# [What is required]
Could you copy every record below exactly as it stands?

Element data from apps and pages
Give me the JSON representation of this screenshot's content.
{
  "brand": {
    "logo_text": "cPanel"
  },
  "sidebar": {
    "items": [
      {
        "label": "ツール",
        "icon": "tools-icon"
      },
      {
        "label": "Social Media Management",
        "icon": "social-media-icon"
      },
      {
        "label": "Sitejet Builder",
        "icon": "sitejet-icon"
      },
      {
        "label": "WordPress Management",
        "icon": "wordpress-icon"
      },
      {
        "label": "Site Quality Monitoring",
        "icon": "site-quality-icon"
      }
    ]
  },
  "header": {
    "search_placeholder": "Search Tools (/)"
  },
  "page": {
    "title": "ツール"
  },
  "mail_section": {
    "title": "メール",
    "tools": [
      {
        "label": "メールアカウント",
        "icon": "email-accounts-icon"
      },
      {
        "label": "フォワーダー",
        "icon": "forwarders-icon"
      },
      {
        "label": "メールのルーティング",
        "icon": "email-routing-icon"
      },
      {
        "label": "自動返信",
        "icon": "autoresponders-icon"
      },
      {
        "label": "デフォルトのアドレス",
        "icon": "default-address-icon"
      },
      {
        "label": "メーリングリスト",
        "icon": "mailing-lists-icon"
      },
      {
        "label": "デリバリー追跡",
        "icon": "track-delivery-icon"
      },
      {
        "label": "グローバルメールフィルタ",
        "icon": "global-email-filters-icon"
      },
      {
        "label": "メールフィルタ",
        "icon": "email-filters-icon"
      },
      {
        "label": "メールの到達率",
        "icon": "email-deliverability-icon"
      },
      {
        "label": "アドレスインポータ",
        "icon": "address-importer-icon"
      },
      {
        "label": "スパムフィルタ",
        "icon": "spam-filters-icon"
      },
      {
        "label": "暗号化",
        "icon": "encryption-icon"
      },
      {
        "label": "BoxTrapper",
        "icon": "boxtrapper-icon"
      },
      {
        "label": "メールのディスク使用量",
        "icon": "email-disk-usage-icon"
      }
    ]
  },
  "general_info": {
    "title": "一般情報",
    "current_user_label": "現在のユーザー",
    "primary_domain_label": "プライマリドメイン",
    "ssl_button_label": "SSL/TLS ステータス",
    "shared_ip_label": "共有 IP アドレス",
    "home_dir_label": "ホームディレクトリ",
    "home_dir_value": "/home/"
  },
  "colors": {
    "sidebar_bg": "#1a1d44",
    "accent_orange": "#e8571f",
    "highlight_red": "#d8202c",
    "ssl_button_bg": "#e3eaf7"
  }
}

# [Answer for the task]
Give me the JSON representation of this screenshot's content.
{
  "brand": {
    "logo_text": "cPanel"
  },
  "sidebar": {
    "items": [
      {
        "label": "ツール",
        "icon": "tools-icon"
      },
      {
        "label": "Social Media Management",
        "icon": "social-media-icon"
      },
      {
        "label": "Sitejet Builder",
        "icon": "sitejet-icon"
      },
      {
        "label": "WordPress Management",
        "icon": "wordpress-icon"
      },
      {
        "label": "Site Quality Monitoring",
        "icon": "site-quality-icon"
      }
    ]
  },
  "header": {
    "search_placeholder": "Search Tools (/)"
  },
  "page": {
    "title": "ツール"
  },
  "mail_section": {
    "title": "メール",
    "tools": [
      {
        "label": "メールアカウント",
        "icon": "email-accounts-icon"
      },
      {
        "label": "フォワーダー",
        "icon": "forwarders-icon"
      },
      {
        "label": "メールのルーティング",
        "icon": "email-routing-icon"
      },
      {
        "label": "自動返信",
        "icon": "autoresponders-icon"
      },
      {
        "label": "デフォルトのアドレス",
        "icon": "default-address-icon"
      },
      {
        "label": "メーリングリスト",
        "icon": "mailing-lists-icon"
      },
      {
        "label": "デリバリー追跡",
        "icon": "track-delivery-icon"
      },
      {
        "label": "グローバルメールフィルタ",
        "icon": "global-email-filters-icon"
      },
      {
        "label": "メールフィルタ",
        "icon": "email-filters-icon"
      },
      {
        "label": "メールの到達率",
        "icon": "email-deliverability-icon"
      },
      {
        "label": "アドレスインポータ",
        "icon": "address-importer-icon"
      },
      {
        "label": "スパムフィルタ",
        "icon": "spam-filters-icon"
      },
      {
        "label": "暗号化",
        "icon": "encryption-icon"
      },
      {
        "label": "BoxTrapper",
        "icon": "boxtrapper-icon"
      },
      {
        "label": "メールのディスク使用量",
        "icon": "email-disk-usage-icon"
      }
    ]
  },
  "general_info": {
    "title": "一般情報",
    "current_user_label": "現在のユーザー",
    "primary_domain_label": "プライマリドメイン",
    "ssl_button_label": "SSL/TLS ステータス",
    "shared_ip_label": "共有 IP アドレス",
    "home_dir_label": "ホームディレクトリ",
    "home_dir_value": "/home/"
  },
  "colors": {
    "sidebar_bg": "#1a1d44",
    "accent_orange": "#e8571f",
    "highlight_red": "#d8202c",
    "ssl_button_bg": "#e3eaf7"
  }
}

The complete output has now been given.